First we will look at the big lie.
When people want to justify the unjustifiable and accept the unacceptable, they try all kinds of ways to make themselves feel better about their decision. For those who want to pull out of Iraq, there is a whole panoply of excuses:Of course the biggest lie is that the US leaving Iraq would be a victory for al-Qaeda. Everyday we stay in Iraq is a victory for al-Qaeda as the US standing in the world community continues to fall, al-Qaeda continues to be able to use US imperialism in the reason as a recruiting tool and of course the continued destruction of the US military. This argument becomes even more rediculous as the war mongers report that the Iraqi insurgents are fighting al-Qaeda when they are not fighting the US.
"Bush lied us into war" is the favorite of many Democrats, including presidential candidates who supported the war but now want to claim they were misled. "Bush screwed up the war" is the favorite of people such as me and others who argued from the beginning for more troops and a different military strategy and were told to shut up by folks in the Pentagon and the White House.
Both of these excuses have the same problem. No matter why we went into Iraq and no matter how badly we have fought the war up until recently, this tells us nothing about what to do now. It doesn't make withdrawal any less costly. It doesn't make an implosion in Iraq and a victory for al-Qaeda any more tolerable.

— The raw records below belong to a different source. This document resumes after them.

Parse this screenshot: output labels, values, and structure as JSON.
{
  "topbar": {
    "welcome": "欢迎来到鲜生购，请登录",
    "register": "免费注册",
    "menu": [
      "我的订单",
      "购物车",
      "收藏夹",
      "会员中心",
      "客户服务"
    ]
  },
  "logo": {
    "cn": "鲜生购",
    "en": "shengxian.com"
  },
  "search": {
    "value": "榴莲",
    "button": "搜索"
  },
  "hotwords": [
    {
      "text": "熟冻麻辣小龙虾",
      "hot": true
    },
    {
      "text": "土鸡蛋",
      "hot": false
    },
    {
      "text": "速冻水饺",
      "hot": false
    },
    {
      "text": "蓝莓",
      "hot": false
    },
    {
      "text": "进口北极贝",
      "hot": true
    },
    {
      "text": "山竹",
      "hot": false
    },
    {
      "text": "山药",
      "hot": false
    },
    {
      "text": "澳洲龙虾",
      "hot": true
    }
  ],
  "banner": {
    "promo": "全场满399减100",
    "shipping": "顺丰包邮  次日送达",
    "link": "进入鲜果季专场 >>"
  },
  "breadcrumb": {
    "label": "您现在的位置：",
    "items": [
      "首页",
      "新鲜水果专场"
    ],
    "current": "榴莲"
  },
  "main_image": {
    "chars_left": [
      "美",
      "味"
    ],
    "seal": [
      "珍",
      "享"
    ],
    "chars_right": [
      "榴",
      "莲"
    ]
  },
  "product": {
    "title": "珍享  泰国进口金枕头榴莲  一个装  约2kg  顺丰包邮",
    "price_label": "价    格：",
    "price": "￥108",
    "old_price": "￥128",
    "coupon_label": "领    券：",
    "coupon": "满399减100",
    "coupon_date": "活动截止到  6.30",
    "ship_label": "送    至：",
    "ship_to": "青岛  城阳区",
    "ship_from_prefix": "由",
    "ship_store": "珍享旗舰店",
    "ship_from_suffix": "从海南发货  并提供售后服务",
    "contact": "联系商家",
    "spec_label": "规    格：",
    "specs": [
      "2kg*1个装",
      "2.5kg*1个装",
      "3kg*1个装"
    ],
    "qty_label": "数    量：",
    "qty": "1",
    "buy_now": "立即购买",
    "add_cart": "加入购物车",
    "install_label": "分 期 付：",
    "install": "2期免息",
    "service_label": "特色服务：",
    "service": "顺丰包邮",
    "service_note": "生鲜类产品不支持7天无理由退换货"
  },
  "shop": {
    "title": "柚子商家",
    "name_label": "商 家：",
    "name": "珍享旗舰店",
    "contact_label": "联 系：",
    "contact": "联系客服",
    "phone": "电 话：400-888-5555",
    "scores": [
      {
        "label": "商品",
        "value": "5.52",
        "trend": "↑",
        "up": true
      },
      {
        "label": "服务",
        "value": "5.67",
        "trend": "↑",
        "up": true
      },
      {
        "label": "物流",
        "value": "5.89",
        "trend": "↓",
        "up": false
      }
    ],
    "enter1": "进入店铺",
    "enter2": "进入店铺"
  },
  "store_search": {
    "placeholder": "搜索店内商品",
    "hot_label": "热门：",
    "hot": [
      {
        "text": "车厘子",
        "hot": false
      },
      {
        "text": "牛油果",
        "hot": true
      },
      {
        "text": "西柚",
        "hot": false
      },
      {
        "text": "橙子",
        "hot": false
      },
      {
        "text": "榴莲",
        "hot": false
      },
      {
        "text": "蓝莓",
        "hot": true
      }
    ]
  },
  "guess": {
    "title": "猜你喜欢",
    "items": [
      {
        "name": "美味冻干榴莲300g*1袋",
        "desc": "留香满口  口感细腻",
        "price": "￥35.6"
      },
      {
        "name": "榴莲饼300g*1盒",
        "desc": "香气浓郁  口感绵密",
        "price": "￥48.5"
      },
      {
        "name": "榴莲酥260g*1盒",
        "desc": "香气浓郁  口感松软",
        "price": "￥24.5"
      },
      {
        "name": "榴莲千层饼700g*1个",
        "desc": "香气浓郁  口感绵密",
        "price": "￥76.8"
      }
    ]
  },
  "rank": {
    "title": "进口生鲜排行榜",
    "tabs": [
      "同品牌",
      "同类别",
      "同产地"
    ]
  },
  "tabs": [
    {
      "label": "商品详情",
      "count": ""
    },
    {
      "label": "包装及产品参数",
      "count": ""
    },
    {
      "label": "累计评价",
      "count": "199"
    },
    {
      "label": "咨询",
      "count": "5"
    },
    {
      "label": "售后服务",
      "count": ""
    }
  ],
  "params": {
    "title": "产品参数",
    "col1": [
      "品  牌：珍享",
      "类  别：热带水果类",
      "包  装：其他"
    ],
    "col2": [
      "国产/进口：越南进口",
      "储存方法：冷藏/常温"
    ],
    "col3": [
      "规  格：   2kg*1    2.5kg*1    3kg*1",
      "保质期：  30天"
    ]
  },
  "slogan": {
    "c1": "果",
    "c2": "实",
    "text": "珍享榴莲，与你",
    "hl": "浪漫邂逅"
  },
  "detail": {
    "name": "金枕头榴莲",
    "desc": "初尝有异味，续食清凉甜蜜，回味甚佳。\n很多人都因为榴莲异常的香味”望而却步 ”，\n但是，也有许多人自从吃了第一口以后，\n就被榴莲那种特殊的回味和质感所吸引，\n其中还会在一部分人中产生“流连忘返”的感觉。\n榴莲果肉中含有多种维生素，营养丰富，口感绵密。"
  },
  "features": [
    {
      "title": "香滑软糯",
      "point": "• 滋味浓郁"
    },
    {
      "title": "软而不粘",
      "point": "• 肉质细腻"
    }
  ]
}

And now for that little bit of truth from Kagan.
The same is true for what has now become the most powerful and pervasive excuse for pulling out of Iraq: "It's the Iraqis' fault." For Republican elected officials looking desperately for a way out of supporting a war that threatens their reelection, this has become not only the preferred excuse but also a necessary psychological crutch.He's right of course, the Republicans know that the occupation must have ended before November, 2008 or they will suffer even larger loses. They must admit failure while placing the blame fully on someone else. Blaming it on the Iraqis will work along with some blame for George W. Bush. As we saw yesterday Peggy Noonan has given them the OK to turn on George W. Bush.
For these Republicans, even more than for Democrats, blaming the Iraqis solves a number of big problems. It absolves them of having supported the war in the first place. We were right to go to war, they will say, and we gave it our best shot. It isn't our fault if the Iraqis were unable or unwilling to do their part.
Blaming the Iraqis also allows Republicans to acquiesce in defeat without having to acknowledge that it is an American defeat. We didn't fail, the Iraqis did. And blaming the Iraqis clears the American conscience. We got rid of Saddam Hussein, Republicans will say. The rest was up to them, and they failed. The more sophisticated will declare that the Iraqis were culturally destined to fail.